I’m investigating the effects of gestational and lactational exposures to short- chain PFAS on neurodevelopment. I’m specifically studying neuron growth and glial interactions.

What do you like to do in Rochester?

Rochester has a lot of great restaurants and parks, so to unwind from the week I like to eat good food and spend some time outside whether that be riding my bike or cross country skiing. In the summers I also enjoy going to the public market and stocking up on fresh foods for the week.

Adelaide WeidnerAdelaide Weidner

Hometown: Rochester, NY

Education Background:

  • B.S. in Chemistry, SUNY Geneseo

What have you enjoyed the most about your training thus far?

It's really satisfying to keep learning more about my work and gradually become more independent as my training progresses. I love looking back and seeing how far I've come and how much my scientific skills have developed! I also love how supportive the other trainees are when I ask for advice.

What is your research focus?

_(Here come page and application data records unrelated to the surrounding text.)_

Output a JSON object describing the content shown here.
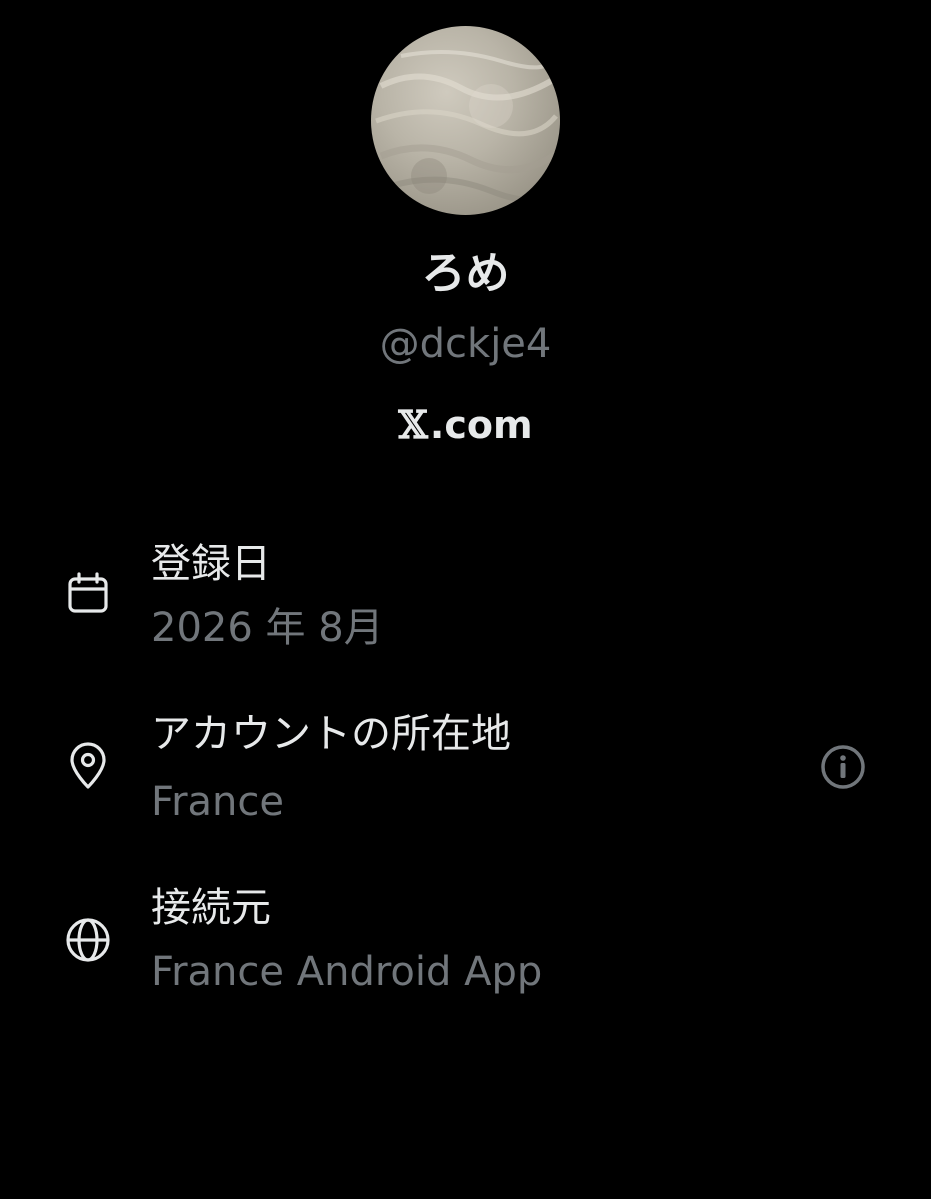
{
  "profile": {
    "display_name": "ろめ",
    "handle": "@dckje4",
    "site_mark": "𝕏",
    "site_suffix": ".com"
  },
  "details": [
    {
      "icon": "calendar-icon",
      "label": "登録日",
      "value": "2026 年 8月"
    },
    {
      "icon": "location-pin-icon",
      "label": "アカウントの所在地",
      "value": "France"
    },
    {
      "icon": "globe-icon",
      "label": "接続元",
      "value": "France Android App"
    }
  ],
  "colors": {
    "background": "#000000",
    "primary_text": "#e7e9ea",
    "secondary_text": "#71767b"
  }
}
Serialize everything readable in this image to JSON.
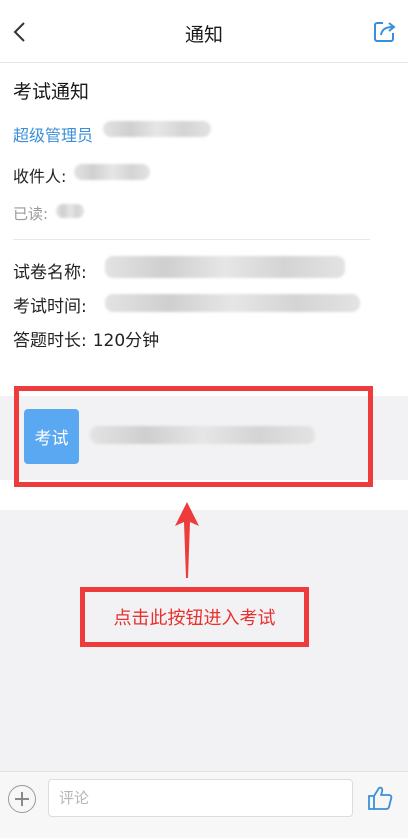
{
  "header": {
    "title": "通知"
  },
  "notice": {
    "title": "考试通知",
    "sender": "超级管理员",
    "recipient_label": "收件人:",
    "read_label": "已读:"
  },
  "details": {
    "paper_name_label": "试卷名称:",
    "exam_time_label": "考试时间:",
    "duration_label": "答题时长:",
    "duration_value": "120分钟"
  },
  "exam": {
    "button_label": "考试"
  },
  "annotation": {
    "callout_text": "点击此按钮进入考试"
  },
  "footer": {
    "comment_placeholder": "评论"
  },
  "colors": {
    "accent_blue": "#5aa7f2",
    "sender_blue": "#3b8fd9",
    "annotation_red": "#ee3b3b"
  }
}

Androgens are typically thought of as "male" hormones, but they are extremely important in female reproduction. Interestingly, androgens also affect insulin activity. My lab studies the molecular and physiological actions of androgens in the ovary and how a protein called paxillin modulates androgen actions. My project focuses specifically on the intersection of androgen signaling and insulin signaling in the ovary and how those pathways contribute to the development and progression of polycystic ovary syndrome (PCOS). We use a combination of in vitro​ cell culture and in vivo mouse models to elucidate these effects.

What do you like to do in Rochester?

My favorite thing to do around Rochester is eat at delicious local restaurants! I also love enjoying the weather year-round by taking walks around the beautiful Park Ave neighborhood.

1st Year

Ryan OwensRyan Owens

Hometown: Buffalo, NY

Education Background:

  • B.S. in Biology from Delaware Valley University
  • M.S. in Environmental Science from University of New Haven

Why did you chose to come to the University of Rochester?

The URMC showed to be a very supportive community both amongst the professors and the students. The graduates of the Toxicology program that I had connected with all spoke very highly of their time here and have success in their careers in Toxicology!

Nashae ProutNashae Prout

Hometown: Washington, D.C.

Education Background:

  • A.S. in Public Heath from Montgomery College
  • B.S. in Health Education with a concentration in Environmental Health from Morgan State University

Why did you chose to come to the University of Rochester?

I chose to come to the University of Rochester because I felt as though it would be a good learning environment to earn my Ph.D. During the interview process the faculty seemed supportive and the students seemed welcoming of newcomers. I have found that while deciding to pursue a Ph.D. has felt like a whirlwind, the University of Rochester is the best place to experience it. Everyone aims to support each other in their development and that is the place I knew would be best for me.